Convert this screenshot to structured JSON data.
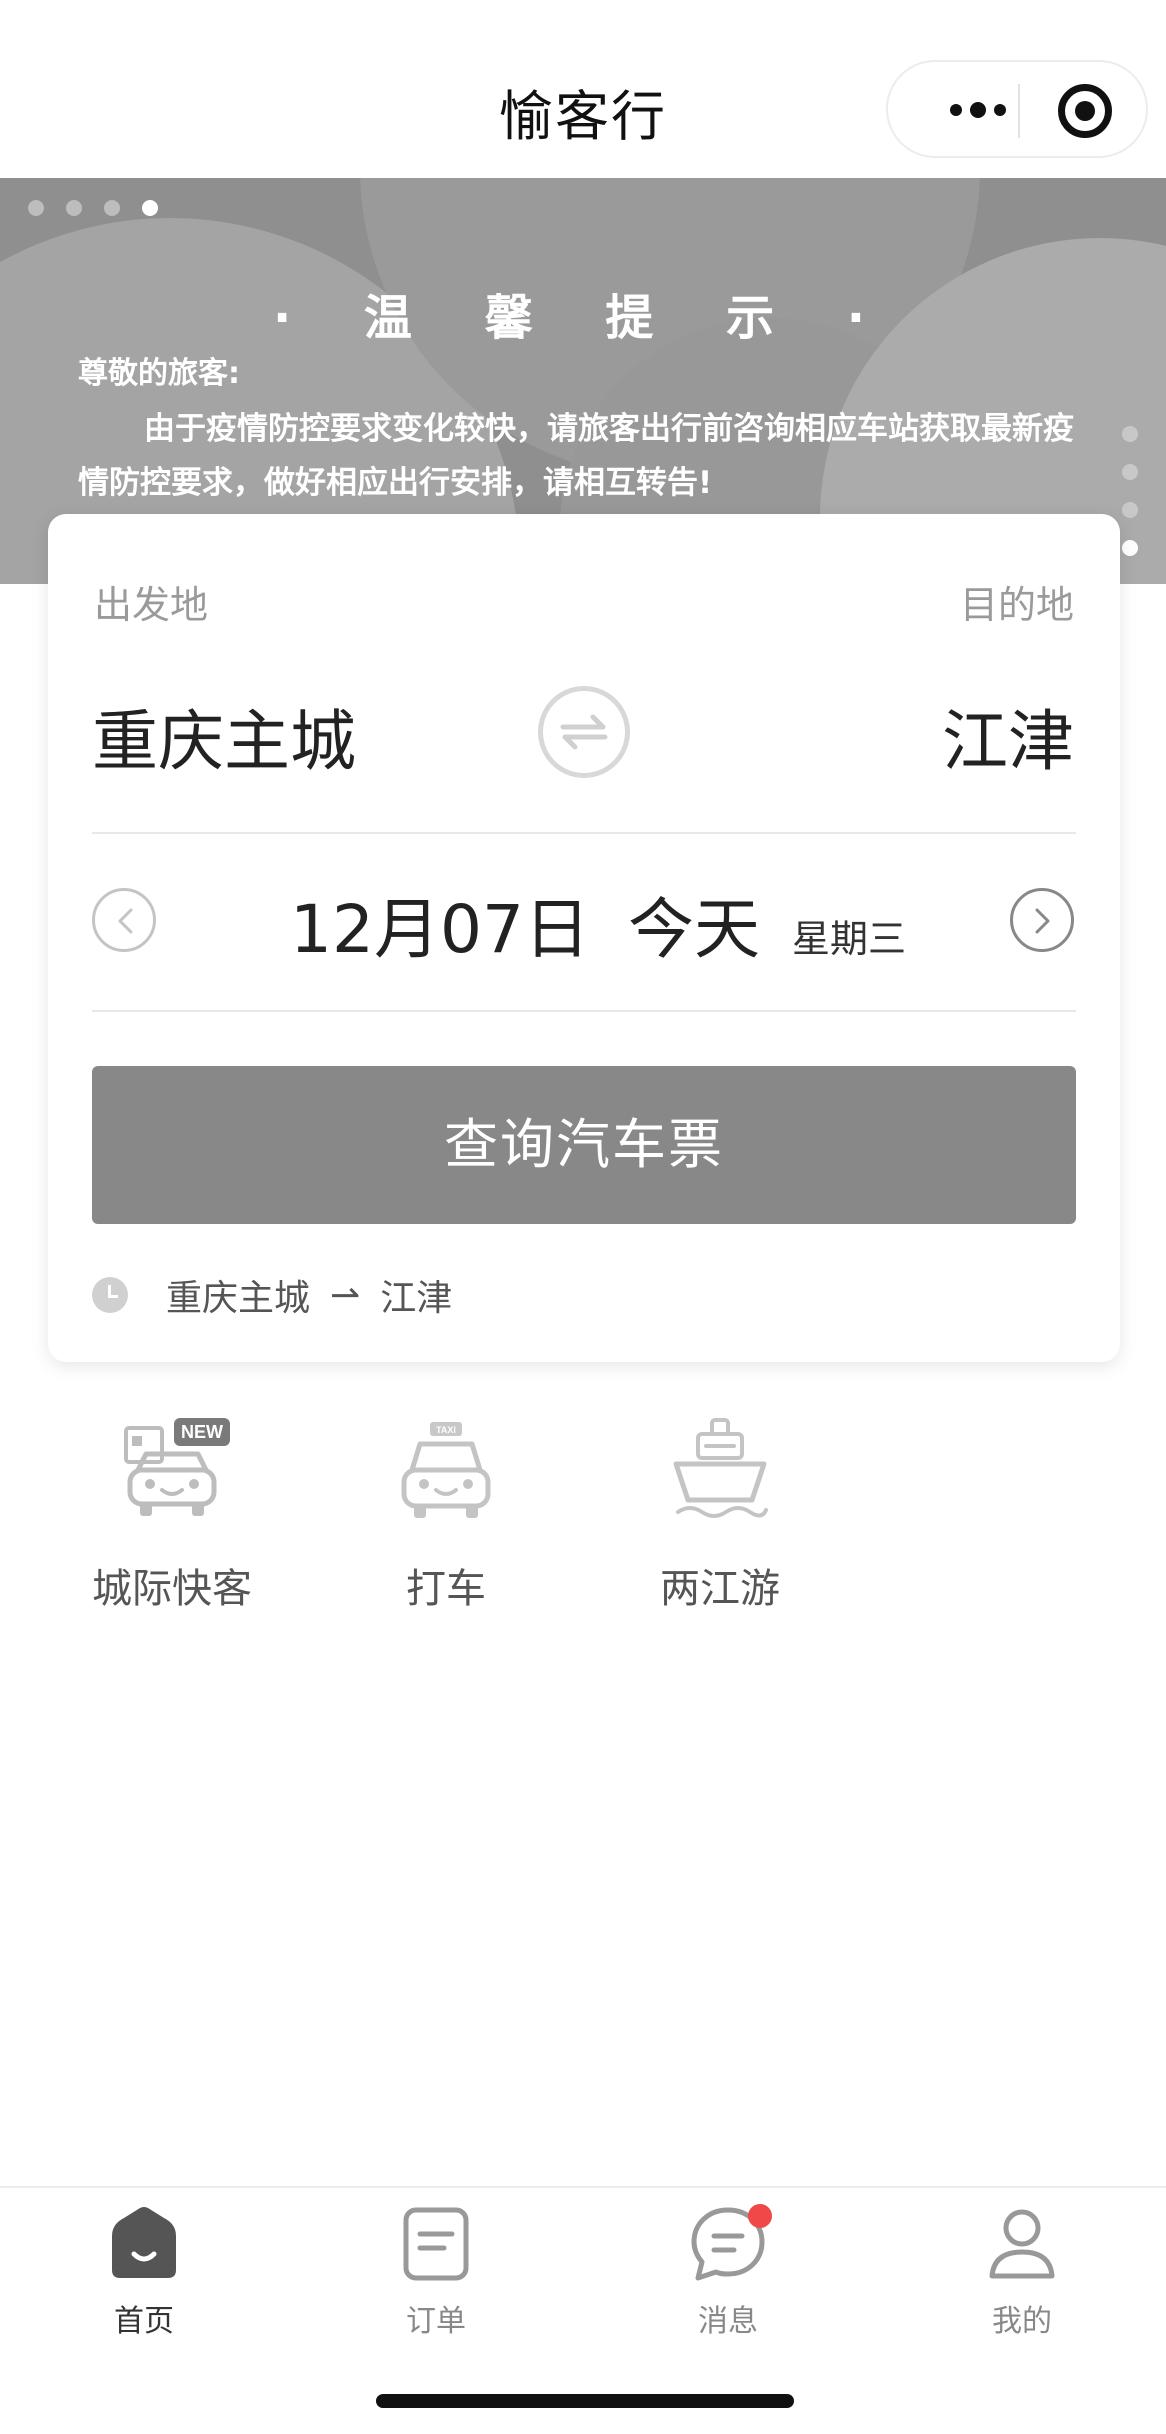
{
  "navbar": {
    "title": "愉客行"
  },
  "banner": {
    "title": "· 温 馨 提 示 ·",
    "greeting": "尊敬的旅客:",
    "body": "由于疫情防控要求变化较快，请旅客出行前咨询相应车站获取最新疫情防控要求，做好相应出行安排，请相互转告!"
  },
  "search": {
    "from_label": "出发地",
    "to_label": "目的地",
    "from_city": "重庆主城",
    "to_city": "江津",
    "date": "12月07日",
    "day_label": "今天",
    "weekday": "星期三",
    "query_button": "查询汽车票",
    "history": {
      "from": "重庆主城",
      "arrow": "⇀",
      "to": "江津"
    }
  },
  "services": [
    {
      "label": "城际快客",
      "icon": "car-new-icon",
      "badge": "NEW"
    },
    {
      "label": "打车",
      "icon": "taxi-icon",
      "badge": "TAXI"
    },
    {
      "label": "两江游",
      "icon": "ship-icon"
    }
  ],
  "tabbar": [
    {
      "label": "首页",
      "icon": "home-icon",
      "active": true
    },
    {
      "label": "订单",
      "icon": "order-icon"
    },
    {
      "label": "消息",
      "icon": "message-icon",
      "has_dot": true
    },
    {
      "label": "我的",
      "icon": "profile-icon"
    }
  ],
  "colors": {
    "button": "#888888",
    "badge_dot": "#f04848",
    "banner": "#8f8f8f"
  }
}
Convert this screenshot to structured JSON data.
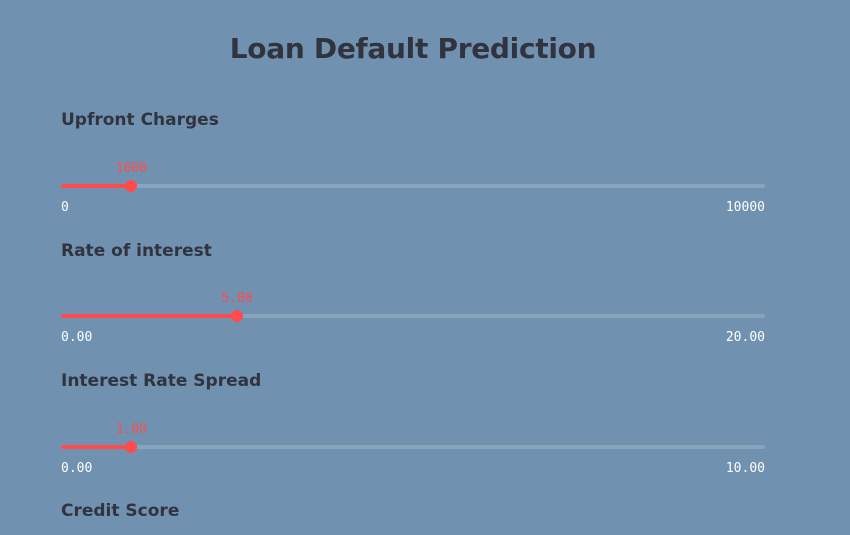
{
  "page": {
    "title": "Loan Default Prediction"
  },
  "colors": {
    "background": "#7092b0",
    "accent": "#ff4b4b",
    "text": "#31333f",
    "tick_text": "#ffffff"
  },
  "sliders": [
    {
      "label": "Upfront Charges",
      "value": "1000",
      "min": "0",
      "max": "10000",
      "fraction": 0.1
    },
    {
      "label": "Rate of interest",
      "value": "5.00",
      "min": "0.00",
      "max": "20.00",
      "fraction": 0.25
    },
    {
      "label": "Interest Rate Spread",
      "value": "1.00",
      "min": "0.00",
      "max": "10.00",
      "fraction": 0.1
    }
  ],
  "next_field": {
    "label": "Credit Score"
  }
}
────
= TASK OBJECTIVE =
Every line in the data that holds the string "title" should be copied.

= FINAL ANSWER =
    "title": "愉客行"
    "title": "· 温 馨 提 示 ·",
    "title": "Loan Default Prediction"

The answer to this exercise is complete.